* [Problem]: For each record below, output its text exactly and skip any picture.

Data: Begin

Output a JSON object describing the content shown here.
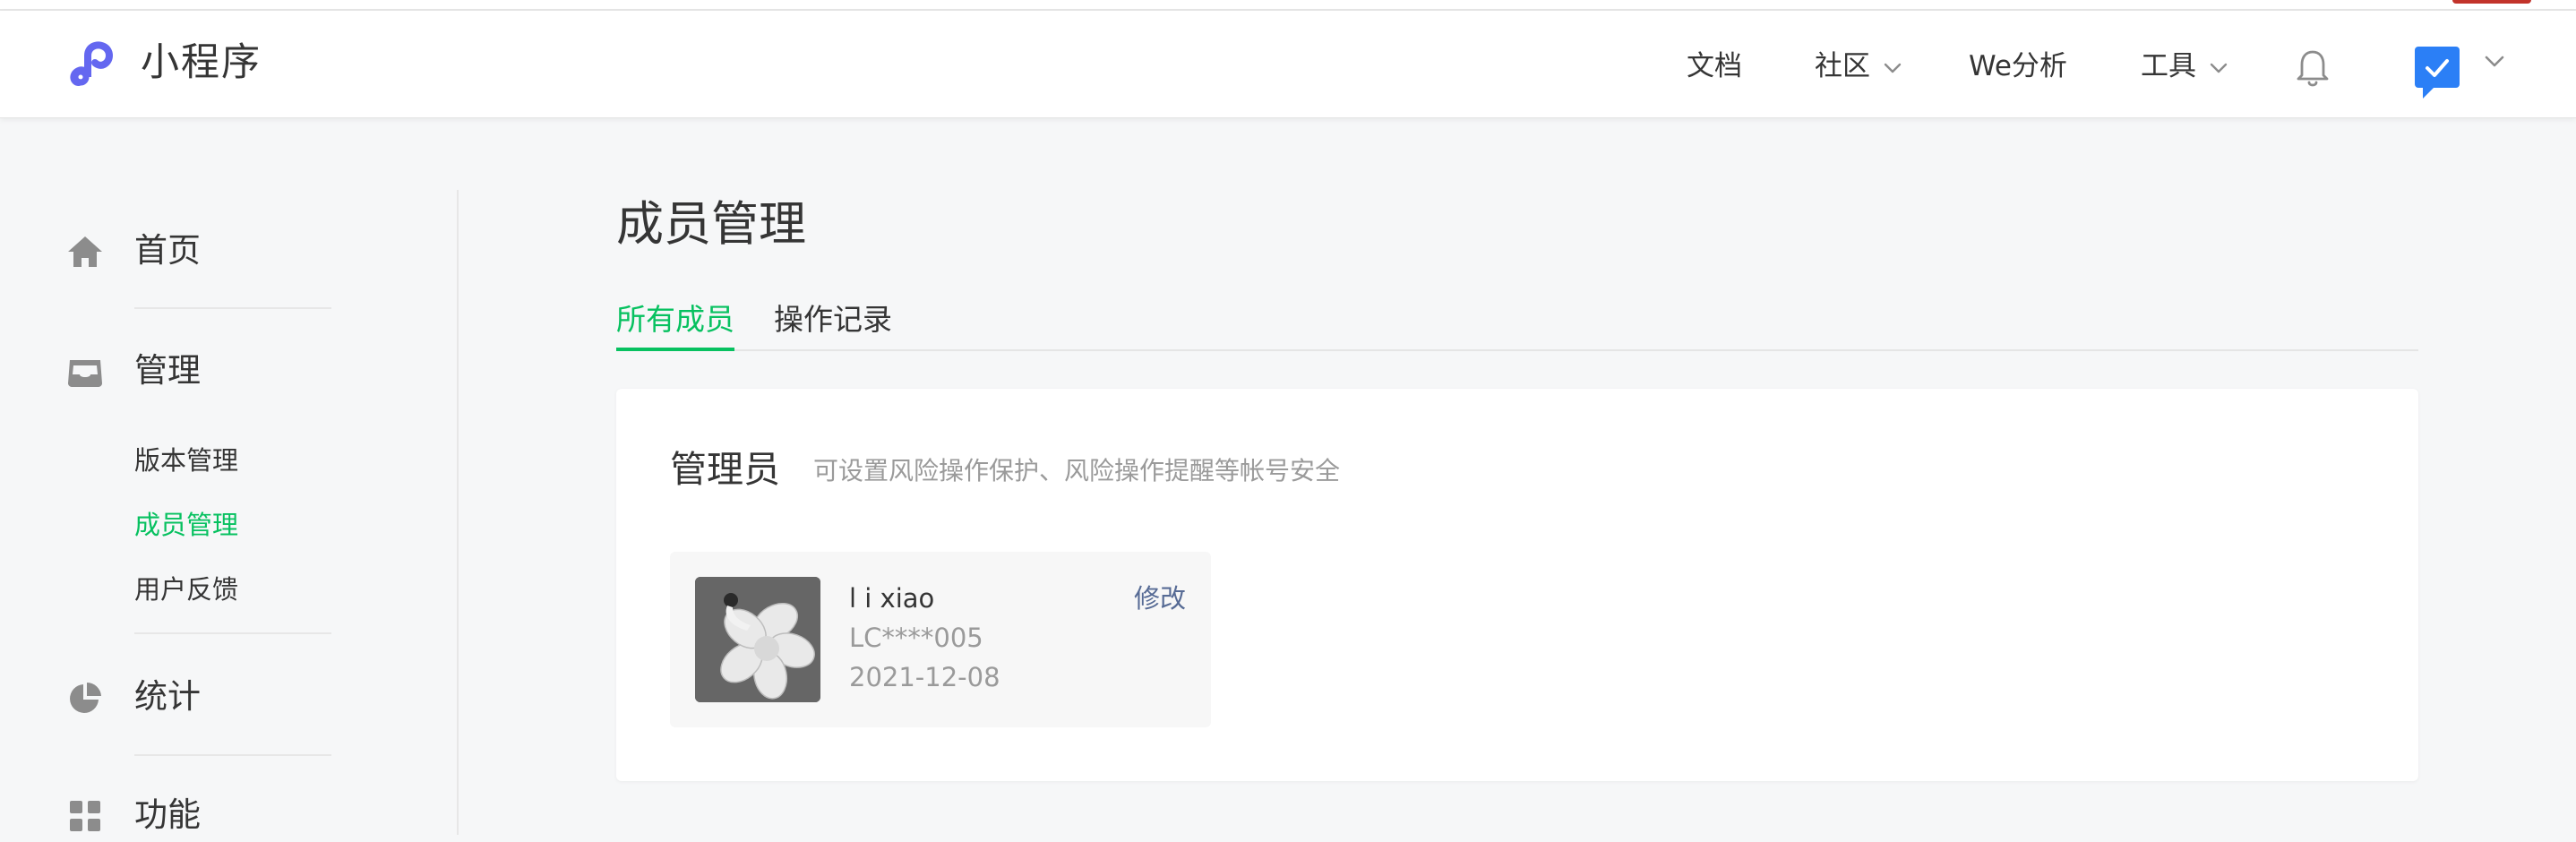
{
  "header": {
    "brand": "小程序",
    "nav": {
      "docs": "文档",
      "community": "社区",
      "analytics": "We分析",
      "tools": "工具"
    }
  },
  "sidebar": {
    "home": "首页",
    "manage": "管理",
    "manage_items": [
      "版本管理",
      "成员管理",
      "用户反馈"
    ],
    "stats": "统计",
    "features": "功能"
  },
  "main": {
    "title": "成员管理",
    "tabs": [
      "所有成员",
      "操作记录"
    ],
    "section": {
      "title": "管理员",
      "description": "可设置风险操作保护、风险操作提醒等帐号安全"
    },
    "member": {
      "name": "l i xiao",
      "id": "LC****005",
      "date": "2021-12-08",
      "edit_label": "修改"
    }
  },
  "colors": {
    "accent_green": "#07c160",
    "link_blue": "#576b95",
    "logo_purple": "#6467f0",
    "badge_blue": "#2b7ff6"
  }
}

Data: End

* [Exercise solution]:
Output a JSON object describing the content shown here.
{
  "header": {
    "brand": "小程序",
    "nav": {
      "docs": "文档",
      "community": "社区",
      "analytics": "We分析",
      "tools": "工具"
    }
  },
  "sidebar": {
    "home": "首页",
    "manage": "管理",
    "manage_items": [
      "版本管理",
      "成员管理",
      "用户反馈"
    ],
    "stats": "统计",
    "features": "功能"
  },
  "main": {
    "title": "成员管理",
    "tabs": [
      "所有成员",
      "操作记录"
    ],
    "section": {
      "title": "管理员",
      "description": "可设置风险操作保护、风险操作提醒等帐号安全"
    },
    "member": {
      "name": "l i xiao",
      "id": "LC****005",
      "date": "2021-12-08",
      "edit_label": "修改"
    }
  },
  "colors": {
    "accent_green": "#07c160",
    "link_blue": "#576b95",
    "logo_purple": "#6467f0",
    "badge_blue": "#2b7ff6"
  }
}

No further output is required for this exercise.